[[ Source records open ]]
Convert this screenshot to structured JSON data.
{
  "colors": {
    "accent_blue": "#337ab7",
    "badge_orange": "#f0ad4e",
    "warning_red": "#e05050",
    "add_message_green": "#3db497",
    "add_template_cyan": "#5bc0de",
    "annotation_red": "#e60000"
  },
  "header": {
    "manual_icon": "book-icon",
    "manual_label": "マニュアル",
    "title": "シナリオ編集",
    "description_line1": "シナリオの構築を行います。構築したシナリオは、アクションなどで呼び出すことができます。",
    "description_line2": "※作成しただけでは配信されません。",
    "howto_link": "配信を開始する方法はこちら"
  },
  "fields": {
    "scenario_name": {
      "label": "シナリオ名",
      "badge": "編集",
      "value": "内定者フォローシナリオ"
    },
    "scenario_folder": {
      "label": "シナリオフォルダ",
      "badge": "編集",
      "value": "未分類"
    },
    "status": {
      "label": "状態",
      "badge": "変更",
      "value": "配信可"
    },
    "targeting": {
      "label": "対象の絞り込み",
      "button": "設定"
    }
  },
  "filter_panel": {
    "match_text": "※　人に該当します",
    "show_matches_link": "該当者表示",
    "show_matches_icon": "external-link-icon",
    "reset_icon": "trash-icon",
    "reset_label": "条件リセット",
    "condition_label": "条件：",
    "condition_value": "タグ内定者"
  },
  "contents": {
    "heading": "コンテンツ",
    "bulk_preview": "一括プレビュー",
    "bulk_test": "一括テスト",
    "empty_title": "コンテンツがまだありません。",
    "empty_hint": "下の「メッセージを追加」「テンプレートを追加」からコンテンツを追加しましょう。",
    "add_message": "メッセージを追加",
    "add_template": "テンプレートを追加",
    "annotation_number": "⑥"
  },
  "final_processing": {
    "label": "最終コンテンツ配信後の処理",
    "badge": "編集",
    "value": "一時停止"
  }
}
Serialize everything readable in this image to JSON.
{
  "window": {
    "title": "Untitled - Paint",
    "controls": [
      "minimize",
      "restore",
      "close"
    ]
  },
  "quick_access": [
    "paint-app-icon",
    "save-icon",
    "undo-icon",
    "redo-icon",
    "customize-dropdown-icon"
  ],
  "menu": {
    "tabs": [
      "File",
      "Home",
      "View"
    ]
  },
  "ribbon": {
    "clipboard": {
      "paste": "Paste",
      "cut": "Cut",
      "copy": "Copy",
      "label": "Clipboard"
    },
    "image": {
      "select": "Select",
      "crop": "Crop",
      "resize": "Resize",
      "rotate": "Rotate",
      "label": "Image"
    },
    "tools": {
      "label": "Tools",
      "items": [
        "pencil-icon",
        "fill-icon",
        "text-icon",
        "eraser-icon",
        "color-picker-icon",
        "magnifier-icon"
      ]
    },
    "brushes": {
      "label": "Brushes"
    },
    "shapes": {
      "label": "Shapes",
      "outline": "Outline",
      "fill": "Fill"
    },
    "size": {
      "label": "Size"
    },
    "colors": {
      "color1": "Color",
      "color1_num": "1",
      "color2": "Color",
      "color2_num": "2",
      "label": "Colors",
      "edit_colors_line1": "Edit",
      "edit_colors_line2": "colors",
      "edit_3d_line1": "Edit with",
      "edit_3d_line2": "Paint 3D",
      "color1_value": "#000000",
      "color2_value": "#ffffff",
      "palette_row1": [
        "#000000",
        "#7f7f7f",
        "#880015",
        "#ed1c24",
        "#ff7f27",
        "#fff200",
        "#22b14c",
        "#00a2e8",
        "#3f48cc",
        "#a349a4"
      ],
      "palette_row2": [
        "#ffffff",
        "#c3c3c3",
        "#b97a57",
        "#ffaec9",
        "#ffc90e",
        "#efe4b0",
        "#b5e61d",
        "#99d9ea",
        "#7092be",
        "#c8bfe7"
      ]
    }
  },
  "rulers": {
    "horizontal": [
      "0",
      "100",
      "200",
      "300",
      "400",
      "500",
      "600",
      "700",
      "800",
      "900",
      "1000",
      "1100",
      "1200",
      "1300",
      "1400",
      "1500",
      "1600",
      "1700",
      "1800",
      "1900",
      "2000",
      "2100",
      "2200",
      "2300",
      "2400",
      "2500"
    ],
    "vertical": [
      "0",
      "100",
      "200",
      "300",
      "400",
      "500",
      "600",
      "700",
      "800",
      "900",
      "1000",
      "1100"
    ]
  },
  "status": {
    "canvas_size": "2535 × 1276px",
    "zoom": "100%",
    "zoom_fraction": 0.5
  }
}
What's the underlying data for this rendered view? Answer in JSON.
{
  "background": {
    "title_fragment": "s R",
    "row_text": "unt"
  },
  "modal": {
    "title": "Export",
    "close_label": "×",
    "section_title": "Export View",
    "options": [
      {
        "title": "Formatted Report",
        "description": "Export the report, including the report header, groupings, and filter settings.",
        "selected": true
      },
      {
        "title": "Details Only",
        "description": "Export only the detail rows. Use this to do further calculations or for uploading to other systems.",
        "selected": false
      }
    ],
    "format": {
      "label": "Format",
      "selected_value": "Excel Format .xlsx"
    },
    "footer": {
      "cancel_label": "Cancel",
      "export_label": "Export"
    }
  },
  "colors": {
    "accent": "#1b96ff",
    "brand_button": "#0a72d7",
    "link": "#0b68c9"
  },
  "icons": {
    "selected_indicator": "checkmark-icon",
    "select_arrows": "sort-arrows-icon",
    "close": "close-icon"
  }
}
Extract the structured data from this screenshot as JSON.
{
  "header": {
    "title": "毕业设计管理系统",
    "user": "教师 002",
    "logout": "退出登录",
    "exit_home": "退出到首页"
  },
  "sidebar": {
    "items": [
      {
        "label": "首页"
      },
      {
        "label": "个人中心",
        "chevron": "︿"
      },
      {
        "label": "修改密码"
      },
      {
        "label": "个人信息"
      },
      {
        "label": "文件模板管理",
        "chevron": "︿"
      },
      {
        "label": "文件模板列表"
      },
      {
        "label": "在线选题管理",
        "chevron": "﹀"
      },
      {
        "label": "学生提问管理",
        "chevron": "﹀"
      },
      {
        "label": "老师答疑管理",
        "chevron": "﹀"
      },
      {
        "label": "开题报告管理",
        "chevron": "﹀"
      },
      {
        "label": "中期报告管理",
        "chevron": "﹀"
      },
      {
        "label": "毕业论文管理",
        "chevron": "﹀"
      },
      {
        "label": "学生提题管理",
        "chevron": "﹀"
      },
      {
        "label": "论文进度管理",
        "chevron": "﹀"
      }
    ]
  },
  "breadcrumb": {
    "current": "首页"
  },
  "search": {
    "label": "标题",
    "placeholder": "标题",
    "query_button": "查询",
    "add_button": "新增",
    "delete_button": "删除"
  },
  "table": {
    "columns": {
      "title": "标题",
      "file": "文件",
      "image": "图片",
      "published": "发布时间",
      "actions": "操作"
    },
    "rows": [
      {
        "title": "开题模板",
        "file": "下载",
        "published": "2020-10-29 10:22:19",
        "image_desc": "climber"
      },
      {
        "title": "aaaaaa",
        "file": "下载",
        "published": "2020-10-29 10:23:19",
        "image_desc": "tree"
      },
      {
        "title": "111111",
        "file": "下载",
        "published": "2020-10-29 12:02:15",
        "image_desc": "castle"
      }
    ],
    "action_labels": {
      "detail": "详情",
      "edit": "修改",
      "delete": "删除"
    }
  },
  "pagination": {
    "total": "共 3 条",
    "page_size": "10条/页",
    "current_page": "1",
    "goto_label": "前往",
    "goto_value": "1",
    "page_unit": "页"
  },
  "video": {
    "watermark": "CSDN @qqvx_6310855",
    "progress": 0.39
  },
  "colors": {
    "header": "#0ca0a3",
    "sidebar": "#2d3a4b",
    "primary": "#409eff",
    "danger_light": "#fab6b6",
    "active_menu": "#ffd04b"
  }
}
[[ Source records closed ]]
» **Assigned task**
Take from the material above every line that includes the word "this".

» **Solution to the problem**
Convert this screenshot to structured JSON data.
Serialize everything readable in this image to JSON.
What's the underlying data for this rendered view? Answer in JSON.
        "description": "Export only the detail rows. Use this to do further calculations or for uploading to other systems.",
Extract the structured data from this screenshot as JSON.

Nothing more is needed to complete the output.